## TASK TO CARRY OUT:
Set down each line of the data exactly, but not the pictures.
[Start of Attachment]
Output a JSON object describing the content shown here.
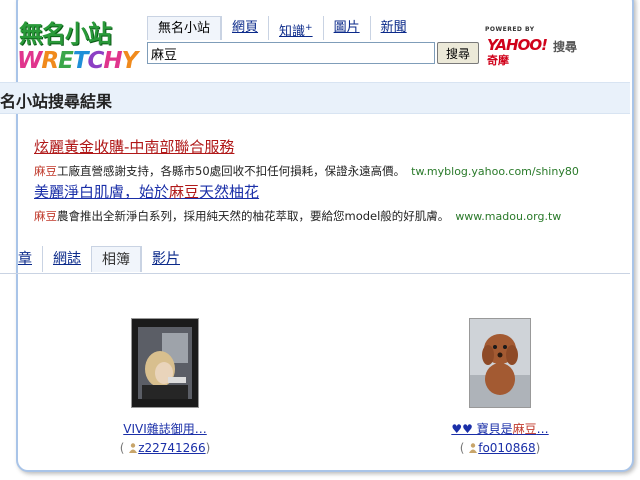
{
  "logo": {
    "top_text": "無名小站",
    "bottom_letters": [
      "W",
      "R",
      "E",
      "T",
      "C",
      "H",
      "Y"
    ]
  },
  "search": {
    "tabs": [
      "無名小站",
      "網頁",
      "知識",
      "圖片",
      "新聞"
    ],
    "tab_sup": "+",
    "query": "麻豆",
    "button_label": "搜尋"
  },
  "yahoo": {
    "powered": "POWERED BY",
    "logo": "YAHOO!",
    "sub": "奇摩",
    "sou": "搜尋"
  },
  "results_title": "名小站搜尋結果",
  "sponsored": [
    {
      "title": "炫麗黃金收購-中南部聯合服務",
      "desc_highlight": "麻豆",
      "desc_rest": "工廠直營感謝支持，各縣市50處回收不扣任何損耗，保證永遠高價。",
      "url": "tw.myblog.yahoo.com/shiny80"
    },
    {
      "title_pre": "美麗淨白肌膚，始於",
      "title_highlight": "麻豆",
      "title_post": "天然柚花",
      "desc_highlight": "麻豆",
      "desc_rest": "農會推出全新淨白系列，採用純天然的柚花萃取，要給您model般的好肌膚。",
      "url": "www.madou.org.tw"
    }
  ],
  "category_tabs": [
    "章",
    "網誌",
    "相簿",
    "影片"
  ],
  "active_category": "相簿",
  "photos": [
    {
      "caption": "VIVI雜誌御用…",
      "owner": "z22741266"
    },
    {
      "caption_pre": "♥♥ 寶貝是",
      "caption_highlight": "麻豆",
      "caption_post": "…",
      "owner": "fo010868"
    }
  ],
  "colors": {
    "accent_red": "#b01818",
    "link_blue": "#1a2fa8",
    "url_green": "#2a7a2a",
    "bar_bg": "#e9f1fa"
  }
}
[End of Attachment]
## ANSWER SPACE:
Output a JSON object describing the content shown here.
{
  "logo": {
    "top_text": "無名小站",
    "bottom_letters": [
      "W",
      "R",
      "E",
      "T",
      "C",
      "H",
      "Y"
    ]
  },
  "search": {
    "tabs": [
      "無名小站",
      "網頁",
      "知識",
      "圖片",
      "新聞"
    ],
    "tab_sup": "+",
    "query": "麻豆",
    "button_label": "搜尋"
  },
  "yahoo": {
    "powered": "POWERED BY",
    "logo": "YAHOO!",
    "sub": "奇摩",
    "sou": "搜尋"
  },
  "results_title": "名小站搜尋結果",
  "sponsored": [
    {
      "title": "炫麗黃金收購-中南部聯合服務",
      "desc_highlight": "麻豆",
      "desc_rest": "工廠直營感謝支持，各縣市50處回收不扣任何損耗，保證永遠高價。",
      "url": "tw.myblog.yahoo.com/shiny80"
    },
    {
      "title_pre": "美麗淨白肌膚，始於",
      "title_highlight": "麻豆",
      "title_post": "天然柚花",
      "desc_highlight": "麻豆",
      "desc_rest": "農會推出全新淨白系列，採用純天然的柚花萃取，要給您model般的好肌膚。",
      "url": "www.madou.org.tw"
    }
  ],
  "category_tabs": [
    "章",
    "網誌",
    "相簿",
    "影片"
  ],
  "active_category": "相簿",
  "photos": [
    {
      "caption": "VIVI雜誌御用…",
      "owner": "z22741266"
    },
    {
      "caption_pre": "♥♥ 寶貝是",
      "caption_highlight": "麻豆",
      "caption_post": "…",
      "owner": "fo010868"
    }
  ],
  "colors": {
    "accent_red": "#b01818",
    "link_blue": "#1a2fa8",
    "url_green": "#2a7a2a",
    "bar_bg": "#e9f1fa"
  }
}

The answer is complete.